Killing for God
A time-honored method of making people obey is by threatening them with physical violence. The concept is simple: If you disobey, you will feel pain. Fear of spanking keeps children in line. Fear of torture makes prisoners talk. Fear of hell keeps Christians on the straight and narrow.
Fear of death kept many Mormons compliant under the leadership of Brigham Young, the Church's second prophet. Young believed that if someone strayed from his flock, the only way that person could gain entry to Heaven was if he or she was killed by a righteous assassin.
He called this concept "blood atonement," and he explained it to his followers in a sermon he gave on September 21, 1856:
"There are sins that men commit for which they cannot receive forgiveness in this world, or in that which is to come, and if they had their eyes open to see their true condition, they would be perfectly willing to have their blood spilt upon the ground, that the smoke thereof might ascend to heaven as an offering for their sins; and the smoking incense would atone for their sins...
"I know, when you hear my brethren telling about cutting people off from the earth, that you consider it is strong doctrine; but it is to save them, not to destroy them..."
In a nutshell, the Church killed you for major disobedience, e.g. raping a child, murder, especially murdering a child, etc., but it was for your own good. If you were murdered by your brethren, you were assured entrance into Heaven.
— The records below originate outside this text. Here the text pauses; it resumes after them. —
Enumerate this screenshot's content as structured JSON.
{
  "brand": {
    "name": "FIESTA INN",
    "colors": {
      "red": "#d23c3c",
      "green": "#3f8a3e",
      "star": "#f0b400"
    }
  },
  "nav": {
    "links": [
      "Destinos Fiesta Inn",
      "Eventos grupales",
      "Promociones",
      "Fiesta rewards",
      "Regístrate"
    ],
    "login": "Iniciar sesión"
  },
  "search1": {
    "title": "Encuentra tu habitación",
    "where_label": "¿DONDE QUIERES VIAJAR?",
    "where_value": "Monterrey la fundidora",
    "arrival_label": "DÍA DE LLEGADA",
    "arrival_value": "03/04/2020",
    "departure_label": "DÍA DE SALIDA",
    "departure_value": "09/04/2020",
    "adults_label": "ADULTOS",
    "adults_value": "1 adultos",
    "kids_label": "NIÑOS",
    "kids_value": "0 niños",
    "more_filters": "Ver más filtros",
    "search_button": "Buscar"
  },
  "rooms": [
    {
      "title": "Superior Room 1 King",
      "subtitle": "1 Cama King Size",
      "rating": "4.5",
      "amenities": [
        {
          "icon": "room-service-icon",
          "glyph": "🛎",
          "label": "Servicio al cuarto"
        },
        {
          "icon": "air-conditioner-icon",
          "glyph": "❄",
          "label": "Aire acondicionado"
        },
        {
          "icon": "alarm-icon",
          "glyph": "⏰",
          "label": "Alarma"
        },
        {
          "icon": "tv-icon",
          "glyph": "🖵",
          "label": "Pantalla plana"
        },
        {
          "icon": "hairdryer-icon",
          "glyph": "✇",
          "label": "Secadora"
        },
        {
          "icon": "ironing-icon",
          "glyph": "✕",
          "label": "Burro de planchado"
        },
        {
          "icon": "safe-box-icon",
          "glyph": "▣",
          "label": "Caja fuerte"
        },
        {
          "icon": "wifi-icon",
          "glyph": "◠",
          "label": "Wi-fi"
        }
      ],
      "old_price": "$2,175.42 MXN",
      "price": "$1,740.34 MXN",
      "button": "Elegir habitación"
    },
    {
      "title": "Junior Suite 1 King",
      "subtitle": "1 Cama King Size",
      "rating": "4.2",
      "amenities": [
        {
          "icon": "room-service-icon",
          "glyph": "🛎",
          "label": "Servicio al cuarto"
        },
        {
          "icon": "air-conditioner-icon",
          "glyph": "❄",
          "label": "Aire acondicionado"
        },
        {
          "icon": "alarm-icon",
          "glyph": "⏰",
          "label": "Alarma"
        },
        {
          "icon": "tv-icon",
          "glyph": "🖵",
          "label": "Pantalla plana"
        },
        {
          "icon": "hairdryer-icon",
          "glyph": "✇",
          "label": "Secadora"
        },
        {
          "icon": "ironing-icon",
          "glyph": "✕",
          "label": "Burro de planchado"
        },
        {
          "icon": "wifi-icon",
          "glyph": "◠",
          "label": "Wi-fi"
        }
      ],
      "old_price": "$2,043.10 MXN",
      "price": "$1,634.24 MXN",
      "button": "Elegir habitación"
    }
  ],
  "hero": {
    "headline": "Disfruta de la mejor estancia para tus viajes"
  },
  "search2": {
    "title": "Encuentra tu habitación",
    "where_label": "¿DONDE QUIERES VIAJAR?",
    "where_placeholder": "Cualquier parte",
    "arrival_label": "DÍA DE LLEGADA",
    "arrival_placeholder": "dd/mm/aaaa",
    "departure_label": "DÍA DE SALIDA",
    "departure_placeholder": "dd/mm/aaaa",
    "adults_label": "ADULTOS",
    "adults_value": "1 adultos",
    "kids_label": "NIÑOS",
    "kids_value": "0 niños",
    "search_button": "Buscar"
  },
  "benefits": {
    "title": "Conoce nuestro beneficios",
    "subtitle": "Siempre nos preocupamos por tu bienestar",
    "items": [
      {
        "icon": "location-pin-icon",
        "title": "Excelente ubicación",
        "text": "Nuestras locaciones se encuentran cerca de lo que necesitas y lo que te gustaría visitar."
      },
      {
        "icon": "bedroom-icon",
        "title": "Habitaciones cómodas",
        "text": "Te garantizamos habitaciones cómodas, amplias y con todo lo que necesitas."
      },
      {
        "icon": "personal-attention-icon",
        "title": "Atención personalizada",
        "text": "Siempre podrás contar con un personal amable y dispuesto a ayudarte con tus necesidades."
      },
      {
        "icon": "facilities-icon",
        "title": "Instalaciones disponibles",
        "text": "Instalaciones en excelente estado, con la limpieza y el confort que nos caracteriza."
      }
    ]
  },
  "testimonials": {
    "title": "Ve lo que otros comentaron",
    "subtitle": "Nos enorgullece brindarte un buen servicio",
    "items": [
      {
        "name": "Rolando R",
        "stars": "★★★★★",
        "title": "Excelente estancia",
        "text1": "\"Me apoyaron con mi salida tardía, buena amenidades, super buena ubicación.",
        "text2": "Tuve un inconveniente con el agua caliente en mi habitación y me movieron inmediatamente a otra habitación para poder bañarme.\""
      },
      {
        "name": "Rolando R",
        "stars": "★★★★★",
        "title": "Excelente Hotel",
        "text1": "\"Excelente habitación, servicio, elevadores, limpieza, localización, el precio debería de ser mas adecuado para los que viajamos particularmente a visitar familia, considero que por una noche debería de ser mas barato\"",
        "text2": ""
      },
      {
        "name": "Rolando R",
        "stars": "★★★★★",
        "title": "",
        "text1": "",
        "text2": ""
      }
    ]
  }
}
In the 1850s, historians say, Young frequently resorted to blood atonement to eliminate both his spiritual and business rivals. The Church renounced the bloody doctrine in the late 1800s, but a hundred years later, Ervil decided to reinstate it.
The first person Ervil wanted to kill was Rulon Allred, a rival polygamist from Utah, who refused to tithe to Ervil and had derided the Firstborners in public. In one of his typically long and tedious screeds, Ervil decreed that Allred was guilty of character assassination, an offense "punishable by the death sentence under the Civil Law given by God in the days of Moses," according to Bradlee and Van Atta.
Curiously, Rulon and Ervil had once been pals; in the 1950s, Rulon evaded an arrest warrant in Utah for cohabitation by hiding out at the Colonia LeBaron in Mexico. But that didn't stop Ervil from killing him some 20 years later.
Joel watched his brother scare Firstborners with his gruesome threats and continue to hawk his Mormon utopia to investors. Eventually, he got fed up. When Ervil told him in the summer of 1972 that God said he and Joel should run the church as equals, Joel put his foot down. Not only would he not share the Firstborn leadership with Ervil, he was removing Ervil from a position of leadership altogether. From that point on, Ervil would be sitting in the pews, not standing behind the pulpit.
Ervil was stunned by the news and wept openly before the congregation when the announcement was made. He walked away alone from the temple that night and began plotting against Joel.
Like Cain, he would strike his brother down.